Historically, on issues of discrimination, mainstream cinema has mostly shown someone privileged as standing up for someone from a marginalised community. Sinha’s Mulk showed the Hindu daughter-in-law of a Muslim family defend them against terror charges, taking the stereotype head-on yet coming away with reinforcing the ‘good Muslim’ trope. An elderly male lawyer (Amitabh Bachchan) in Pink defends three young women from slut shaming and the character assassination that is typical in Indian courtrooms.

Does a movie made in public interest require a mainstream lead to deliver justice for the systemically oppressed? Does the ability to relate with a character just like us work more effectively in challenging the masses to shift their nursed rigidity around a subject? Maybe. But there are umpteen movies where the lead or protagonist is himself an underdog waiting for a win.
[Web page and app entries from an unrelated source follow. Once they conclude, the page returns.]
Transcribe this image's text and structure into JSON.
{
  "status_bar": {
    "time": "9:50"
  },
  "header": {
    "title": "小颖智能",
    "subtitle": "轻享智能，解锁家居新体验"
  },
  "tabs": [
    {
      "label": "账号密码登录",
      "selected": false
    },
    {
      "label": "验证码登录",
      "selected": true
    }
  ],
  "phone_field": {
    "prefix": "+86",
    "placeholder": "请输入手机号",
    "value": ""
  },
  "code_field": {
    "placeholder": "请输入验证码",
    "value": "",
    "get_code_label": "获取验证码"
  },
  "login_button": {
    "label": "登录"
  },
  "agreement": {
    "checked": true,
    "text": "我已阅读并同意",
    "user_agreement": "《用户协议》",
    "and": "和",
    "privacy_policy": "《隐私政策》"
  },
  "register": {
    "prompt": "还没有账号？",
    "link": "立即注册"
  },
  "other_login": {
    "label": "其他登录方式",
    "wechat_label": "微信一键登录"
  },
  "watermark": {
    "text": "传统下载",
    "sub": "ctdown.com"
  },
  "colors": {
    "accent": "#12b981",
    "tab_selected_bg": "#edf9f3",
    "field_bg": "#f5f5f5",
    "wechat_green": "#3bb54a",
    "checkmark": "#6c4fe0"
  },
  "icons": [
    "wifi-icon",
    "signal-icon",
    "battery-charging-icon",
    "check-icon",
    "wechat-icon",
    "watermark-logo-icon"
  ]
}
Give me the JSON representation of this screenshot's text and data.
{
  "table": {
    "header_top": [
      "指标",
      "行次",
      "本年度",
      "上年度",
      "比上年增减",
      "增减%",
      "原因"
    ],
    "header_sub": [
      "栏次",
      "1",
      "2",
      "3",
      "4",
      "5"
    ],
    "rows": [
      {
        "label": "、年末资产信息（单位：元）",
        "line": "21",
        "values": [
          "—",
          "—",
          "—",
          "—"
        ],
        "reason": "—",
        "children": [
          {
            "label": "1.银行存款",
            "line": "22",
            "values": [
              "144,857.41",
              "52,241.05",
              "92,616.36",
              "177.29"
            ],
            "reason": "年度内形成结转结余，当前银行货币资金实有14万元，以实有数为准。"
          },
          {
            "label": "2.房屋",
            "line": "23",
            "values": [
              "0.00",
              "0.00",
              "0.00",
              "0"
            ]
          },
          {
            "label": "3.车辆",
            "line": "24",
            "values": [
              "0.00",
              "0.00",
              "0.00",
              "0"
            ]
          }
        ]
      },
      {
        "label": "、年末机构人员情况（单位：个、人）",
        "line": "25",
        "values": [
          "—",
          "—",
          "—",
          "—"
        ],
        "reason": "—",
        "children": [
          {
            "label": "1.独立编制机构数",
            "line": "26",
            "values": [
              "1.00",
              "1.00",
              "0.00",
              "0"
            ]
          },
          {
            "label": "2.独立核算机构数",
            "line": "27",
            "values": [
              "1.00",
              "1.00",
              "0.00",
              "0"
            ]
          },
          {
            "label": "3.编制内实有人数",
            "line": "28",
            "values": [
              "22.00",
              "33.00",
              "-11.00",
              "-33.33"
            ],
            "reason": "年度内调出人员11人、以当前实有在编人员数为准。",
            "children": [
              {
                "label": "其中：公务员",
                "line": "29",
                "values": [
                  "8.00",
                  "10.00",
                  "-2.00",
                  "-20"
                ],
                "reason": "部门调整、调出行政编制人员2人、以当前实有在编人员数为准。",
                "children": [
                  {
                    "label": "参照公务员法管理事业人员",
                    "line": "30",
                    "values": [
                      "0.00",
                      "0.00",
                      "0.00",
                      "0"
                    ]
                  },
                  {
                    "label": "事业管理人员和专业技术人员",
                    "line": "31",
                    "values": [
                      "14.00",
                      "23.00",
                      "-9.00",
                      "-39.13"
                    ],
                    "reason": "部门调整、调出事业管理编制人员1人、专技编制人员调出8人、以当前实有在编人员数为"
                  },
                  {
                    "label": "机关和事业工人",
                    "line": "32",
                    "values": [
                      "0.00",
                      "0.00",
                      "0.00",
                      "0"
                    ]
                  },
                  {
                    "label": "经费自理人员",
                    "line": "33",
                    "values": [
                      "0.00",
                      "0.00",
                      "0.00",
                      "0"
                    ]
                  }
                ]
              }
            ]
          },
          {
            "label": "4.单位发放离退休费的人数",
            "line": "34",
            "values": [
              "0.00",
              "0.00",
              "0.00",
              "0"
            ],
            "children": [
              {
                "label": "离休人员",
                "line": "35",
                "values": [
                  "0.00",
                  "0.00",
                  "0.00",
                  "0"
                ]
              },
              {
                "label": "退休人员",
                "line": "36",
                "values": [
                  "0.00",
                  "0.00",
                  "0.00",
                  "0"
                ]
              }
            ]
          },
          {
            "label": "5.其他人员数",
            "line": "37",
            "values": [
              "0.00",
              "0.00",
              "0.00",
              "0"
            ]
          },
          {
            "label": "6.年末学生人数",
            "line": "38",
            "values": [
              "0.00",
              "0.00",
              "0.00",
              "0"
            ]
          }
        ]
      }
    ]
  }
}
Chak De! India saw a disgraced Muslim sportsman (Shah Rukh Khan), who clears his name after delivering a world cup victory for the Indian women’s hockey team (which included players from Northeastern states like Mizoram and Manipur). In Philadelphia (1993), a cis-black lawyer (Denzel Washington) takes on an NYC law firm that fired a gay white lawyer (Tom Hanks) after he was discovered an HIV-positive.

Such movies define both ‘allyship’ and ‘intersectionality’ much better than the variety produced by Hollywood almost annually for its awards season (aka The Help, Blind Side, Greenbook, Lion, etc). But it’s also often seen that stories directed or written by Dalit makers with their own character leads (Court, Fandry, Sairat, Masaan, Kaala) end up getting ghettoised as ‘Dalit cinema’. And more often than not, a more mainstream filmmaker would come along and whitewash the core issue while remaking the same product (Dhadak).

While the honest savarna cop in Article 15 may be flawed in many ways (he’s looking to save lower castes and teach the constitution, not really learn the reality of the system rooted to religion), the supporting Dalit and Bahujan characters in the movie certainly have a mind of their own. Even if this agency may not help them to immediately seize the day.

The policeman Jaatav (Kumud Mishra) and Dr Malti Ram (Ronjini Chakraborty) are heavily ushered on by Ayan to do what’s right by the system. However, they are warned against pulling any heroic stunts or just doing their job, with helpful reminders of their father’s profession or the quota that earned them their post. The relative lack of agency exercised by the lower-caste persons who made it in the system is the reality of ‘mainstreaming’. When Jaatav finally musters the guts to hit back his senior, Brahmadutt (Manoj Pahwa) even after his jig was up, shows how centuries of servitude render people intrinsically powerless.

Nishad (Mohammad Zeeshan Ayub), modeled on Chandra Shekhar Ravan of the Bhim Army, remains steely in his resolve to ambush the ‘Mahant’ politician’s rally calling for unity between the upper and lower castes after three Dalit men were flogged openly for entering a temple.

From when she first appears, Gaura (Sayani Gupta) locks Ayan in a gaze loaded with all the warning signs that her pleas had gone unheard before. When she reports that the girls went missing after demanding a three rupee hike in their wages at the tannery, she leads on a lot more than just that mere fact. She knows what happens to girls like her when they try to upset the ‘santulan’ (caste system) by demanding what’s fair to them.

Nishad and Gaura especially hold their own through the movie as kindred revolutionaries, who are visibly far more woke than Ayan. With their strong presence and through the character arcs of those like Jatav, Article 15 strikes a tense balance between art and mainstream on a subject considered too contentious in either space. The movie would have felt less disingenuous if Ayan had a learning curve of his own, like Shalini Pathak (Huma Qureshi) in Leila, with flashbacks from seemingly innocuous moments of his caste privilege overlooked at home, college and abroad.

Both in reel and real life, we need allies across the spectrum of caste, gender identities, races, sexual orientations, religions and what not. But especially when you belong to the dominant tribe, just listen, learn and ‘please sit’ down any urges to save the day.

(Makepeace Sitlhou is a journalist based in Guwahati. She can be reached at makepeace.sitlhou@gmail.com)